[Component data from apps and pages]
════════
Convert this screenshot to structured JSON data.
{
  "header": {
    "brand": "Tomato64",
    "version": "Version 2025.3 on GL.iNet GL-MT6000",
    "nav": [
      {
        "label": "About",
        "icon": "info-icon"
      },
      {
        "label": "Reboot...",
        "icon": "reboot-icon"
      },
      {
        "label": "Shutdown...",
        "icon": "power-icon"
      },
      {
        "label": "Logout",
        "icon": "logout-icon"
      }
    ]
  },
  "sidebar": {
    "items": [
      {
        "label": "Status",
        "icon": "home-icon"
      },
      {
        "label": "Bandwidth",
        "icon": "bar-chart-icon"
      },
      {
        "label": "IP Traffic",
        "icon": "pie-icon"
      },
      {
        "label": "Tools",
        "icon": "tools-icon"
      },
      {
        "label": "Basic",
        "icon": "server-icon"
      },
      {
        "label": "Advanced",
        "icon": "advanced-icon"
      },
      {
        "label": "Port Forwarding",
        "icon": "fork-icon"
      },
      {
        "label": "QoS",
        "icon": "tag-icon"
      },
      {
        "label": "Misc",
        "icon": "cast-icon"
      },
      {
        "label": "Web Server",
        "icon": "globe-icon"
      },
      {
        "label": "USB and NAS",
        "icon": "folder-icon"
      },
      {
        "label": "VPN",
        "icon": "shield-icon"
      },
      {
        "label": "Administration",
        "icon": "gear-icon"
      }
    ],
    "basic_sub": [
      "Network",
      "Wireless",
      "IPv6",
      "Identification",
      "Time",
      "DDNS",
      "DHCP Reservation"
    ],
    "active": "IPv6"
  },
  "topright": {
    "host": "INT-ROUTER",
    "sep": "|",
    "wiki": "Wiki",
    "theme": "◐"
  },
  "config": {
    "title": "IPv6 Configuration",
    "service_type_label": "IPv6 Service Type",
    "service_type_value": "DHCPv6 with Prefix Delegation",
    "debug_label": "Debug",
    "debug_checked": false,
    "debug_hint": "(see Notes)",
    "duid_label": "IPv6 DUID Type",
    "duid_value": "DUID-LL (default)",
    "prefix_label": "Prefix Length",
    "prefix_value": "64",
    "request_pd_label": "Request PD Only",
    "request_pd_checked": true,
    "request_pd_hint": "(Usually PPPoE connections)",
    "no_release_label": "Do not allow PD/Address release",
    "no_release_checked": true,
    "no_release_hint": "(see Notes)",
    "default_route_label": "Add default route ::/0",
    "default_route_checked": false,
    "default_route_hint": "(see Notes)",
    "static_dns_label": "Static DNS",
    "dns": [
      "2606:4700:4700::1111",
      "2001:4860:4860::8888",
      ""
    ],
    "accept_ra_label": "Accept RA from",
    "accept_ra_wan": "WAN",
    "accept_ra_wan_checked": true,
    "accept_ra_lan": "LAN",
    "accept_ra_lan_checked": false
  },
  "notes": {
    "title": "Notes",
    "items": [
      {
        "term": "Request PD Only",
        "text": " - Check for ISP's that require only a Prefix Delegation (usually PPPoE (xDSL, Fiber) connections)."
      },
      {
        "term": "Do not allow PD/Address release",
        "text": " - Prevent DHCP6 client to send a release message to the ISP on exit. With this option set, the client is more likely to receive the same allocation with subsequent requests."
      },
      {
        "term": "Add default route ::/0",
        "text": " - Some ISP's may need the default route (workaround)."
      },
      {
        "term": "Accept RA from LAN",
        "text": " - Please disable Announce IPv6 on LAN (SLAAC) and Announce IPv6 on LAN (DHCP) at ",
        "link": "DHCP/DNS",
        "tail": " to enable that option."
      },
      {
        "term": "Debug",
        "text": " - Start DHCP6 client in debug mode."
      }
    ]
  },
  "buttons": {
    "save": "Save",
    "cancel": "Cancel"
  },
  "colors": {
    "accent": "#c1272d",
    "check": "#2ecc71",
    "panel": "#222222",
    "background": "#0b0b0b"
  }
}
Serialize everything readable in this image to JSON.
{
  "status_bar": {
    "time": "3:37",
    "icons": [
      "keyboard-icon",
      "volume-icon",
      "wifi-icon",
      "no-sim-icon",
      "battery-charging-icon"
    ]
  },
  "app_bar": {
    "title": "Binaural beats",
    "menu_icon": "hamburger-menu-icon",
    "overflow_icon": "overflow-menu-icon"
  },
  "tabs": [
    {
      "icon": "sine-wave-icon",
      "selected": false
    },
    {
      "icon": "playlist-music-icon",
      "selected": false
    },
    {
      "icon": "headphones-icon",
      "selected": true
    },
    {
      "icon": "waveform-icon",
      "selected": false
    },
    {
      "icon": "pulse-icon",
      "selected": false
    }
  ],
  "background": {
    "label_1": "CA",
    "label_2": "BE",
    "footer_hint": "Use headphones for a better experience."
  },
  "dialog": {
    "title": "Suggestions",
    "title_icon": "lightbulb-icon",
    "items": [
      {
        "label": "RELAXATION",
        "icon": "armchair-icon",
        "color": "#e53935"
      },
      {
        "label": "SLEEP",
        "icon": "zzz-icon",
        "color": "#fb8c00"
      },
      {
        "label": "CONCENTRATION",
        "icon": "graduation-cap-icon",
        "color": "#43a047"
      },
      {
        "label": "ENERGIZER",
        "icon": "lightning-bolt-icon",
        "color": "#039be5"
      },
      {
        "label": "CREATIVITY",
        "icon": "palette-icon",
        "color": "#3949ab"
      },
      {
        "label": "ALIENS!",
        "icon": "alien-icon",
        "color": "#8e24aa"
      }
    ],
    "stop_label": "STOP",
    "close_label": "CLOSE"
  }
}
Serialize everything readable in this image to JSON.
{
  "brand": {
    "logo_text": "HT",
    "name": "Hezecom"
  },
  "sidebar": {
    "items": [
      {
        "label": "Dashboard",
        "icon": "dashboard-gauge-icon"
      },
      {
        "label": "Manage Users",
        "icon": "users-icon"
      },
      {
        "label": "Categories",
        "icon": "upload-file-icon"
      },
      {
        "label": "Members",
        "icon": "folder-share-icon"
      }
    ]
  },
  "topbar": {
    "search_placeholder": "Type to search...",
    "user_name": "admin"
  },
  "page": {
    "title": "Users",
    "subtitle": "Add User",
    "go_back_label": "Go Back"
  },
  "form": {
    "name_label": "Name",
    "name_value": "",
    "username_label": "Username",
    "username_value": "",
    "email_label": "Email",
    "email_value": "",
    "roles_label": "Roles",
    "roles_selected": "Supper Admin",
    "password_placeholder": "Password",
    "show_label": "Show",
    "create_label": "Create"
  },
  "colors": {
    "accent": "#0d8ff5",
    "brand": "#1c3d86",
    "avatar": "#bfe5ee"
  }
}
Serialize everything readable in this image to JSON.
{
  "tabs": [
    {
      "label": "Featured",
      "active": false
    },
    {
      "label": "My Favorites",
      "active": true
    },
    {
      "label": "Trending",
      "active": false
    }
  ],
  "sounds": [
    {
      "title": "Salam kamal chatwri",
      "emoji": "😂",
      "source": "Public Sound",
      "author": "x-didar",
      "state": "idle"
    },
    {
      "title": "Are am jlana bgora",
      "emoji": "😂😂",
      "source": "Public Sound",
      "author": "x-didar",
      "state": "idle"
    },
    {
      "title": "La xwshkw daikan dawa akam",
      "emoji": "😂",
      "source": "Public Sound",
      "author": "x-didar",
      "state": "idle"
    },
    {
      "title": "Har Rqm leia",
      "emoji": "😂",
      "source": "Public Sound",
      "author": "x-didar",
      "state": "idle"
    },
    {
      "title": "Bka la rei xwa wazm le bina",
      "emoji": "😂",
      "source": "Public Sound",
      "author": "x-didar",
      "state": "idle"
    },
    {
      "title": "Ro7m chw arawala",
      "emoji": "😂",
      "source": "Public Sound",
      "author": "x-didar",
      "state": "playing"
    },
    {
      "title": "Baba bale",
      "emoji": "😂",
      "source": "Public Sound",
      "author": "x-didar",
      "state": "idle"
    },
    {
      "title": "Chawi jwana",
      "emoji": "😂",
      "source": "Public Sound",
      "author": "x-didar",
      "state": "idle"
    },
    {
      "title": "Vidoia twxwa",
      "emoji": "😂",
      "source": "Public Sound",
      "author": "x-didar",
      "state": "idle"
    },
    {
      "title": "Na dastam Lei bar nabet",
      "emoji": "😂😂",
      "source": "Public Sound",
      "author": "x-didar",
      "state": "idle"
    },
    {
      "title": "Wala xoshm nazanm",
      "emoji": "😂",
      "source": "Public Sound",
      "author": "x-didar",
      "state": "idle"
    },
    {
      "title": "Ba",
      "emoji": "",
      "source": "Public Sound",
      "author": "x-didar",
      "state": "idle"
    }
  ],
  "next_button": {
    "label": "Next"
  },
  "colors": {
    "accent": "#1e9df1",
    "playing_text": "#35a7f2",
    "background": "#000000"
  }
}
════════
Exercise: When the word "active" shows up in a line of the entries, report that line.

Task solution:
    "active": "IPv6"
      "active": false
      "active": true
      "active": false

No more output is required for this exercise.